(Interface dataset entries)
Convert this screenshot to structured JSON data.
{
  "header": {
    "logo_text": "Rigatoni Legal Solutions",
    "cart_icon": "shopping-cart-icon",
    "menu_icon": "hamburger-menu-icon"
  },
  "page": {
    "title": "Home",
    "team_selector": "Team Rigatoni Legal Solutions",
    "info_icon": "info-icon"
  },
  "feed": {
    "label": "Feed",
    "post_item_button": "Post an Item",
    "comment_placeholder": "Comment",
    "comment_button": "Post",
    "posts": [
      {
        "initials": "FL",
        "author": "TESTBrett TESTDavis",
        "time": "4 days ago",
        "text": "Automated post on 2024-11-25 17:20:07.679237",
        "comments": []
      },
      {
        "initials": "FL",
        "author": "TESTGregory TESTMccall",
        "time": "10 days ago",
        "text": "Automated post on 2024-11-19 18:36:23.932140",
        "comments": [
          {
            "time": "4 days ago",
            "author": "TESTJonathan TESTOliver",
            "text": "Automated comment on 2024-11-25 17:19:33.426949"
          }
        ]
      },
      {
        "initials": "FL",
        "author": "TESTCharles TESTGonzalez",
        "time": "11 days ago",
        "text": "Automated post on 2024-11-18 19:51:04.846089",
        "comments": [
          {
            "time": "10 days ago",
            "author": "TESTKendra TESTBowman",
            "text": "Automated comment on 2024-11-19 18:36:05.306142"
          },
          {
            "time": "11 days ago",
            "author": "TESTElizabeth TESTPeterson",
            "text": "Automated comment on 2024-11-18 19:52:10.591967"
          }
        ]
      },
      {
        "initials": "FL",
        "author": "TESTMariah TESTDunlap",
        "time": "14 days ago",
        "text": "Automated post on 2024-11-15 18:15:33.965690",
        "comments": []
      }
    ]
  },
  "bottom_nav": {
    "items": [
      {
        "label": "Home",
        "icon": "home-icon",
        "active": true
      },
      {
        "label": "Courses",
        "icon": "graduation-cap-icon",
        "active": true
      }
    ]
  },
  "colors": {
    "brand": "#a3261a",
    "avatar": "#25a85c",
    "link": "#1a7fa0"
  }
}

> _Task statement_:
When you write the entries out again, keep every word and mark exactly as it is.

> _Final answer_:
Convert this screenshot to structured JSON data.
{
  "header": {
    "logo_text": "Rigatoni Legal Solutions",
    "cart_icon": "shopping-cart-icon",
    "menu_icon": "hamburger-menu-icon"
  },
  "page": {
    "title": "Home",
    "team_selector": "Team Rigatoni Legal Solutions",
    "info_icon": "info-icon"
  },
  "feed": {
    "label": "Feed",
    "post_item_button": "Post an Item",
    "comment_placeholder": "Comment",
    "comment_button": "Post",
    "posts": [
      {
        "initials": "FL",
        "author": "TESTBrett TESTDavis",
        "time": "4 days ago",
        "text": "Automated post on 2024-11-25 17:20:07.679237",
        "comments": []
      },
      {
        "initials": "FL",
        "author": "TESTGregory TESTMccall",
        "time": "10 days ago",
        "text": "Automated post on 2024-11-19 18:36:23.932140",
        "comments": [
          {
            "time": "4 days ago",
            "author": "TESTJonathan TESTOliver",
            "text": "Automated comment on 2024-11-25 17:19:33.426949"
          }
        ]
      },
      {
        "initials": "FL",
        "author": "TESTCharles TESTGonzalez",
        "time": "11 days ago",
        "text": "Automated post on 2024-11-18 19:51:04.846089",
        "comments": [
          {
            "time": "10 days ago",
            "author": "TESTKendra TESTBowman",
            "text": "Automated comment on 2024-11-19 18:36:05.306142"
          },
          {
            "time": "11 days ago",
            "author": "TESTElizabeth TESTPeterson",
            "text": "Automated comment on 2024-11-18 19:52:10.591967"
          }
        ]
      },
      {
        "initials": "FL",
        "author": "TESTMariah TESTDunlap",
        "time": "14 days ago",
        "text": "Automated post on 2024-11-15 18:15:33.965690",
        "comments": []
      }
    ]
  },
  "bottom_nav": {
    "items": [
      {
        "label": "Home",
        "icon": "home-icon",
        "active": true
      },
      {
        "label": "Courses",
        "icon": "graduation-cap-icon",
        "active": true
      }
    ]
  },
  "colors": {
    "brand": "#a3261a",
    "avatar": "#25a85c",
    "link": "#1a7fa0"
  }
}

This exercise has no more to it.